**WORK ITEM**
For the word "this", work out how many lines in the records below contain it and state that count alone.
------------------------
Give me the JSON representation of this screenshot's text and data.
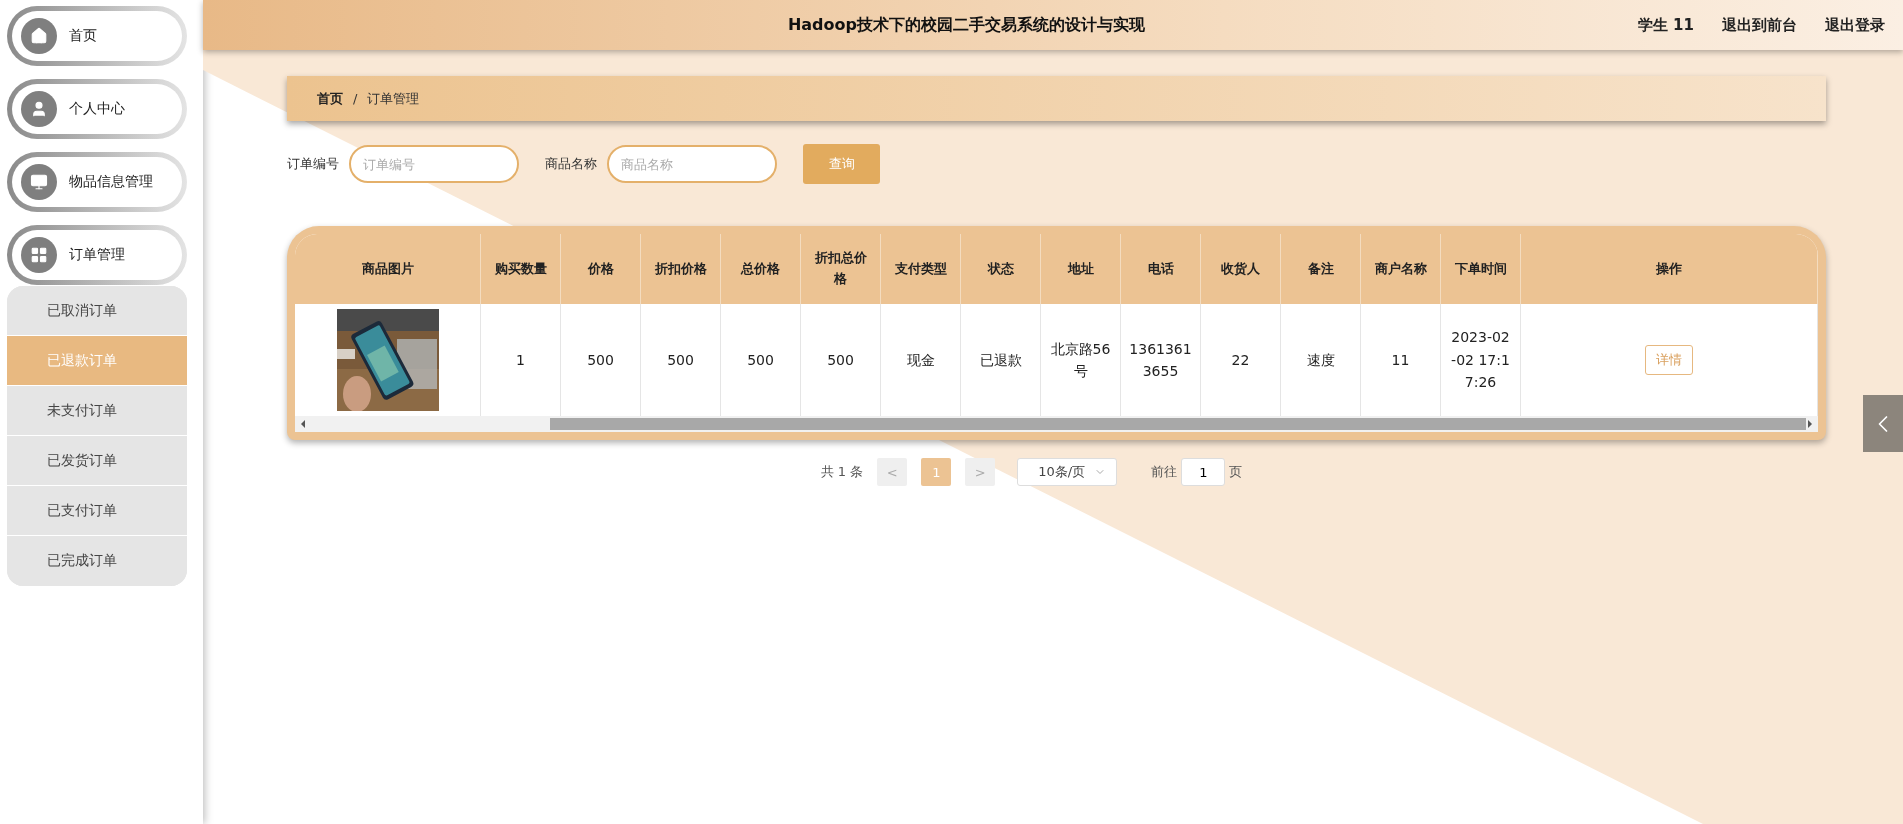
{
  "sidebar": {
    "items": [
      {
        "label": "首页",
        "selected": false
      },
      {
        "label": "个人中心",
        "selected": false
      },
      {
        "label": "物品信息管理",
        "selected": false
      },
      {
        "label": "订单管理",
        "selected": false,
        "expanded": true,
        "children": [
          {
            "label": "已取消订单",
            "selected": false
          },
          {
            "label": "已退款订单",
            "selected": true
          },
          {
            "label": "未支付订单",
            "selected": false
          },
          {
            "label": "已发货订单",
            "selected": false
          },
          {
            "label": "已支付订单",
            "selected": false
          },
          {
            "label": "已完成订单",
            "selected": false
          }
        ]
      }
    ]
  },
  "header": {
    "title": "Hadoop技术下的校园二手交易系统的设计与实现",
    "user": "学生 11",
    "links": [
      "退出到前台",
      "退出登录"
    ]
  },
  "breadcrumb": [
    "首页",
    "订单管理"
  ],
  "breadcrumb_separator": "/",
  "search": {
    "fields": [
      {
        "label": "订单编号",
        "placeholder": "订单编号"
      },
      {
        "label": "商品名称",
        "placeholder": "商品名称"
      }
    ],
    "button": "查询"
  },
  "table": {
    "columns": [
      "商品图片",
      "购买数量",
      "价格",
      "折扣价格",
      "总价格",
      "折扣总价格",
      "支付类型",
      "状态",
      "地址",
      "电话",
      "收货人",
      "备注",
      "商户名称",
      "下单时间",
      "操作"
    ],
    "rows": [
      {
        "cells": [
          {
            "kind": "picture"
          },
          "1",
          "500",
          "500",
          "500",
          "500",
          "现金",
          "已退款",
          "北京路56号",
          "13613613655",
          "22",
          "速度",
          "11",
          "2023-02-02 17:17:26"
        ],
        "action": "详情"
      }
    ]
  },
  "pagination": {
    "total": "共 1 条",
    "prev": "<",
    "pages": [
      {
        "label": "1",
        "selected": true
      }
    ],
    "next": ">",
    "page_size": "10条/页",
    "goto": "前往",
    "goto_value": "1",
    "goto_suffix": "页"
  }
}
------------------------
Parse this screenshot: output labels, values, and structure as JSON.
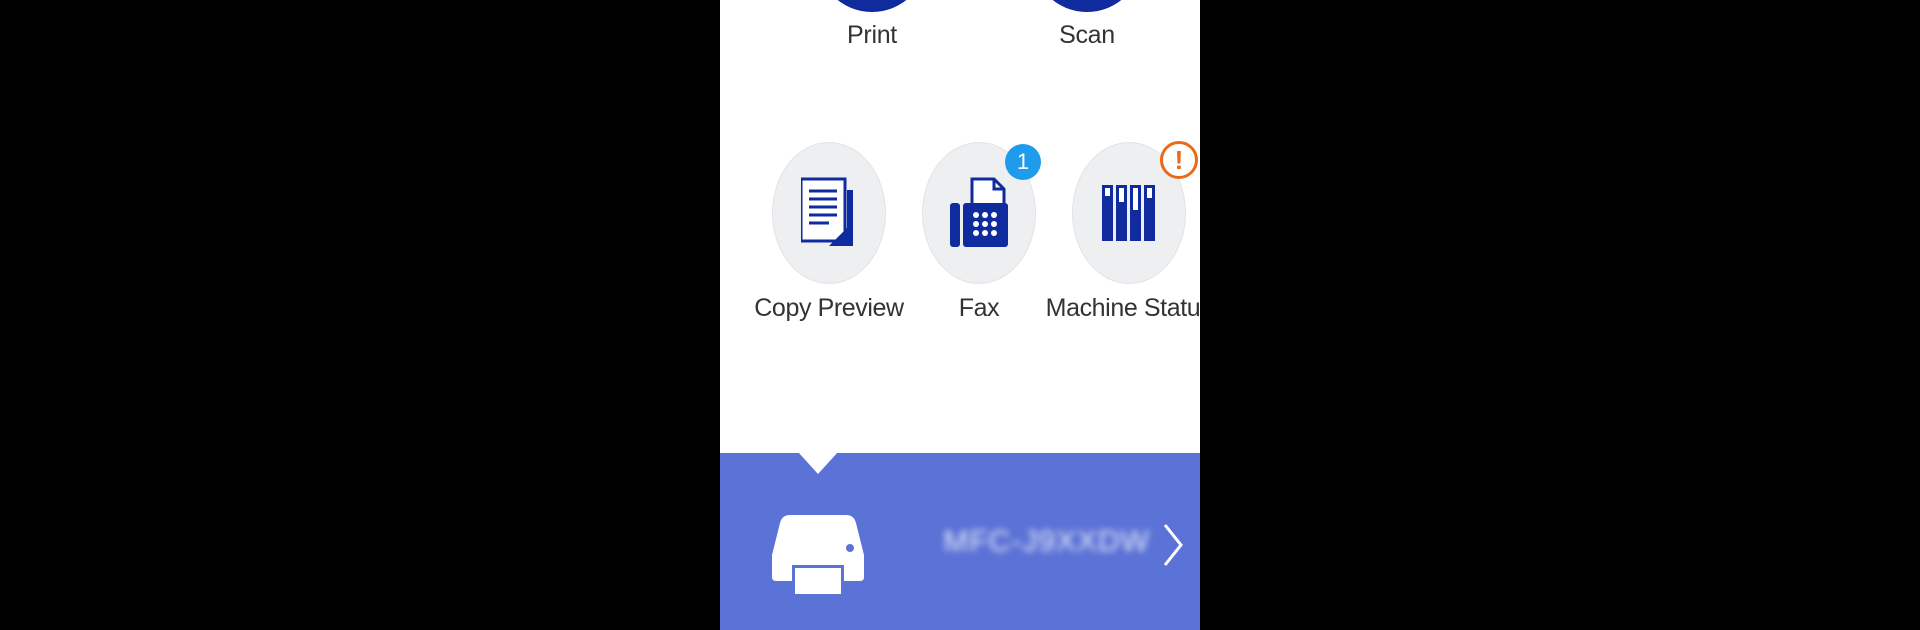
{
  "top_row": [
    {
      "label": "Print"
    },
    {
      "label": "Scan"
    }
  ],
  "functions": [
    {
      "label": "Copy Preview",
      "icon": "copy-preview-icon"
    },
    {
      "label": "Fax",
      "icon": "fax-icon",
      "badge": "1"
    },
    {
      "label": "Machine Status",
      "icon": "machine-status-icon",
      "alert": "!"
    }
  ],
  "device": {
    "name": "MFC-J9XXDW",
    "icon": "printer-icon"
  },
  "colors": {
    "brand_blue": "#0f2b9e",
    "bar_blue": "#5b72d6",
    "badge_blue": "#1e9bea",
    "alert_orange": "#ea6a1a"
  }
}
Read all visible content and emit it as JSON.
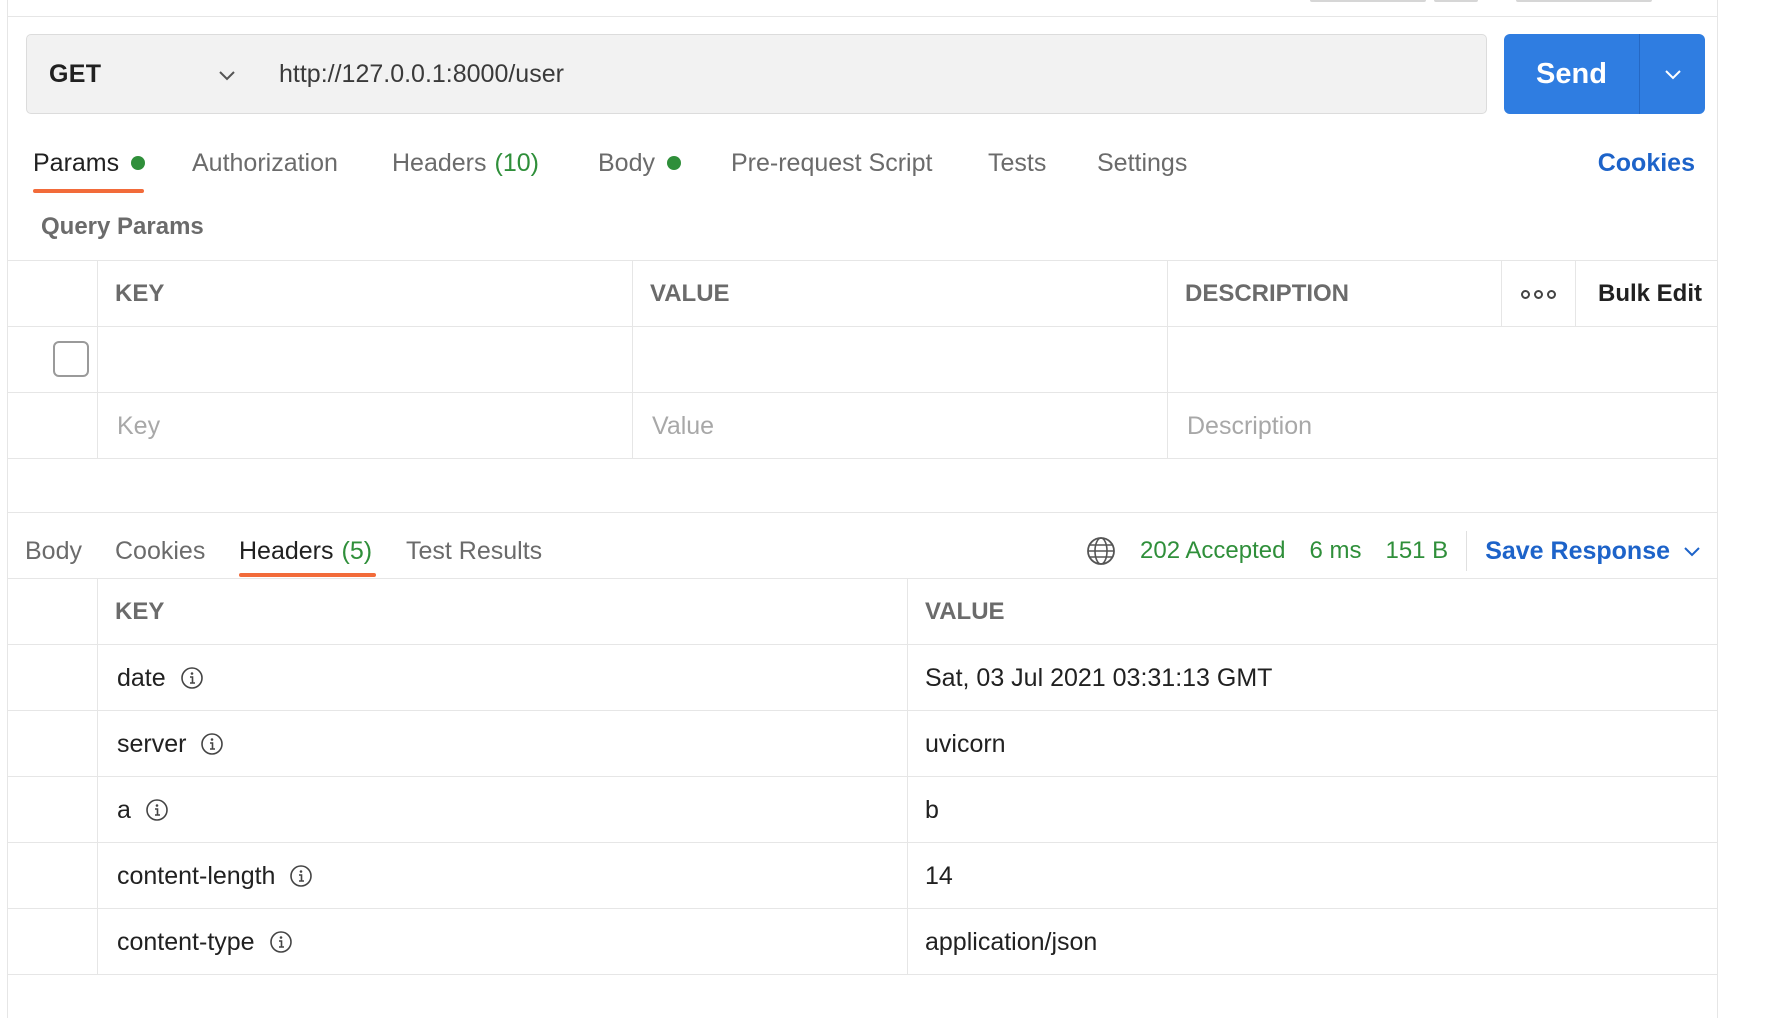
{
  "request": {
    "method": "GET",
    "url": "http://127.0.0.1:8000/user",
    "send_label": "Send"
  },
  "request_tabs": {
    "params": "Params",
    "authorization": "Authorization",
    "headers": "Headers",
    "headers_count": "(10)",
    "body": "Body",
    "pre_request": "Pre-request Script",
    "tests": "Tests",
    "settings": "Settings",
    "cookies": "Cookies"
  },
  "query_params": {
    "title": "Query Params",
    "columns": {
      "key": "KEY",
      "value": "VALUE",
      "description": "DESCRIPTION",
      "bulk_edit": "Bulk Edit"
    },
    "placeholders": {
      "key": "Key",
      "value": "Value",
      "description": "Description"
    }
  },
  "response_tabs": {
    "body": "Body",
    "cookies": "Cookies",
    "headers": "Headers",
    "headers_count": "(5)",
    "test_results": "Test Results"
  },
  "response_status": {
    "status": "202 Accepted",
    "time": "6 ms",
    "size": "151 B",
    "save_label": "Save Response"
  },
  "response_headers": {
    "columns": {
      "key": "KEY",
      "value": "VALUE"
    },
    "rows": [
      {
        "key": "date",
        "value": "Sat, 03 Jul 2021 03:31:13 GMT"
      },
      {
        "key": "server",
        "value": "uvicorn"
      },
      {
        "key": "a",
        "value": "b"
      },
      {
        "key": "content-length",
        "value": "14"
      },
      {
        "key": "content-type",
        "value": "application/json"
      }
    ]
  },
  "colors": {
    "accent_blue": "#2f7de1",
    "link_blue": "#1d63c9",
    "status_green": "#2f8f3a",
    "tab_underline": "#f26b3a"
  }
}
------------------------
**EXERCISE RESULT**
2